━━━ GIVEN DATA

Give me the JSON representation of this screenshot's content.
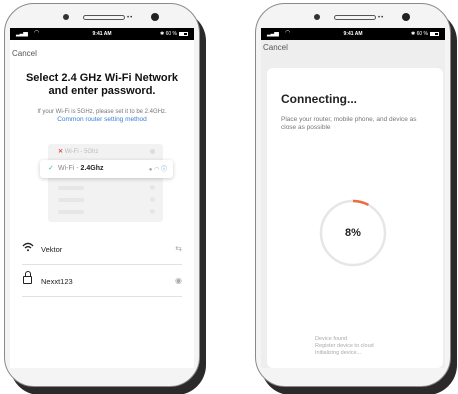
{
  "status_bar": {
    "time_left": "9:41 AM",
    "battery_left": "60 %",
    "time_right": "9:41 AM",
    "battery_right": "60 %"
  },
  "colors": {
    "accent": "#3a7fd5",
    "progress": "#ee6b3b",
    "check": "#2ecc71",
    "error": "#e74c3c"
  },
  "wifi_setup": {
    "cancel_label": "Cancel",
    "title_line1": "Select 2.4 GHz Wi-Fi Network",
    "title_line2": "and enter password.",
    "subtitle": "If your Wi-Fi is 5GHz, please set it to be 2.4GHz.",
    "router_link": "Common router setting method",
    "illustration": {
      "network_5g_prefix": "Wi-Fi - ",
      "network_5g_name": "5Ghz",
      "network_24_prefix": "Wi-Fi - ",
      "network_24_name": "2.4Ghz"
    },
    "ssid_value": "Vektor",
    "password_value": "Nexxt123"
  },
  "connecting": {
    "cancel_label": "Cancel",
    "title": "Connecting...",
    "description": "Place your router, mobile phone, and device as close as possible",
    "progress_percent": 8,
    "progress_label": "8%",
    "steps": [
      "Device found",
      "Register device to cloud",
      "Initializing device..."
    ]
  }
}
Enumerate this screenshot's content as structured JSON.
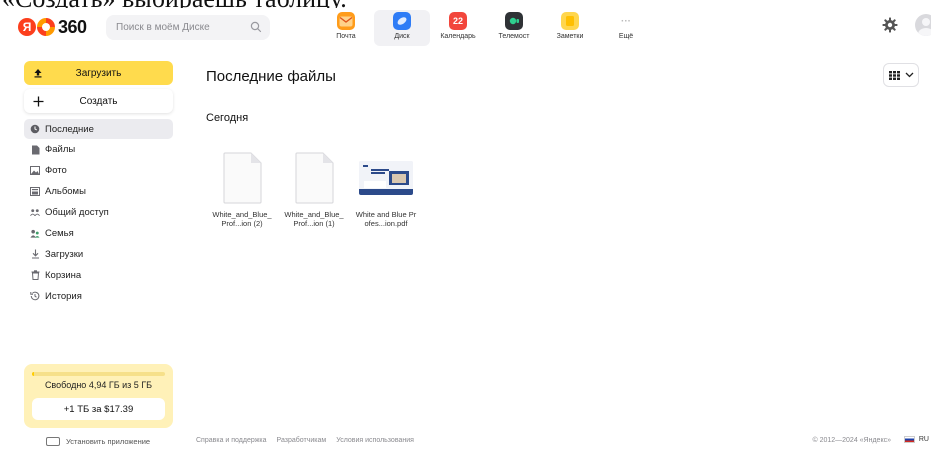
{
  "caption": "«Создать» выбираешь таблицу.",
  "header": {
    "search_placeholder": "Поиск в моём Диске",
    "apps": [
      {
        "label": "Почта",
        "icon": "mail-icon",
        "color": "#ff9c1a"
      },
      {
        "label": "Диск",
        "icon": "disk-icon",
        "color": "#2e7cf6",
        "active": true
      },
      {
        "label": "Календарь",
        "icon": "calendar-icon",
        "color": "#f2463c",
        "badge": "22"
      },
      {
        "label": "Телемост",
        "icon": "telemost-icon",
        "color": "#2f3236"
      },
      {
        "label": "Заметки",
        "icon": "notes-icon",
        "color": "#ffd64d"
      },
      {
        "label": "Ещё",
        "icon": "more-icon",
        "color": "#bbbbbb"
      }
    ]
  },
  "sidebar": {
    "upload_label": "Загрузить",
    "create_label": "Создать",
    "items": [
      {
        "label": "Последние",
        "icon": "clock-icon",
        "active": true
      },
      {
        "label": "Файлы",
        "icon": "file-icon"
      },
      {
        "label": "Фото",
        "icon": "photo-icon"
      },
      {
        "label": "Альбомы",
        "icon": "album-icon"
      },
      {
        "label": "Общий доступ",
        "icon": "shared-icon"
      },
      {
        "label": "Семья",
        "icon": "family-icon"
      },
      {
        "label": "Загрузки",
        "icon": "downloads-icon"
      },
      {
        "label": "Корзина",
        "icon": "trash-icon"
      },
      {
        "label": "История",
        "icon": "history-icon"
      }
    ],
    "storage_text": "Свободно 4,94 ГБ из 5 ГБ",
    "storage_used_fraction": 0.012,
    "buy_label": "+1 ТБ за $17.39",
    "install_label": "Установить приложение"
  },
  "main": {
    "title": "Последние файлы",
    "section": "Сегодня",
    "files": [
      {
        "name": "White_and_Blue_Prof...ion (2)",
        "kind": "doc"
      },
      {
        "name": "White_and_Blue_Prof...ion (1)",
        "kind": "doc"
      },
      {
        "name": "White and Blue Profes...ion.pdf",
        "kind": "pdf"
      }
    ]
  },
  "footer": {
    "links": [
      "Справка и поддержка",
      "Разработчикам",
      "Условия использования"
    ],
    "copyright": "© 2012—2024 «Яндекс»",
    "lang": "RU"
  }
}
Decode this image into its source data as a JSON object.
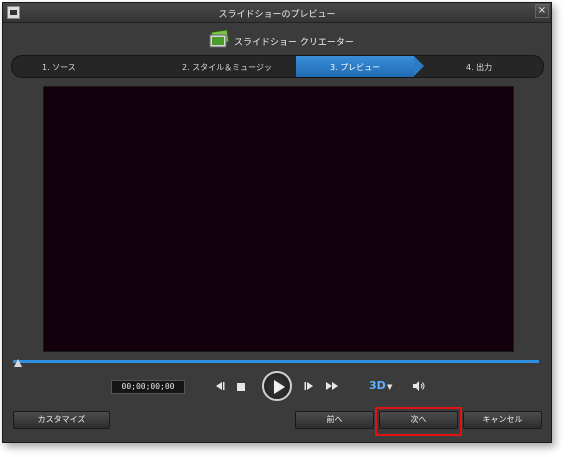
{
  "window": {
    "title": "スライドショーのプレビュー",
    "close_glyph": "×"
  },
  "header": {
    "app_name": "スライドショー クリエーター"
  },
  "steps": [
    {
      "label": "1. ソース"
    },
    {
      "label": "2. スタイル＆ミュージッ"
    },
    {
      "label": "3. プレビュー",
      "active": true
    },
    {
      "label": "4. 出力"
    }
  ],
  "player": {
    "timecode": "00;00;00;00",
    "mode_3d": "3D",
    "dropdown_glyph": "▼",
    "progress": 0
  },
  "buttons": {
    "customize": "カスタマイズ",
    "back": "前へ",
    "next": "次へ",
    "cancel": "キャンセル"
  },
  "colors": {
    "accent": "#2f8fe0",
    "highlight": "#e31212"
  }
}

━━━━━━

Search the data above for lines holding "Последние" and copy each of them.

(REPLY TO THE EXERCISE)
        "label": "Последние",
    "title": "Последние файлы",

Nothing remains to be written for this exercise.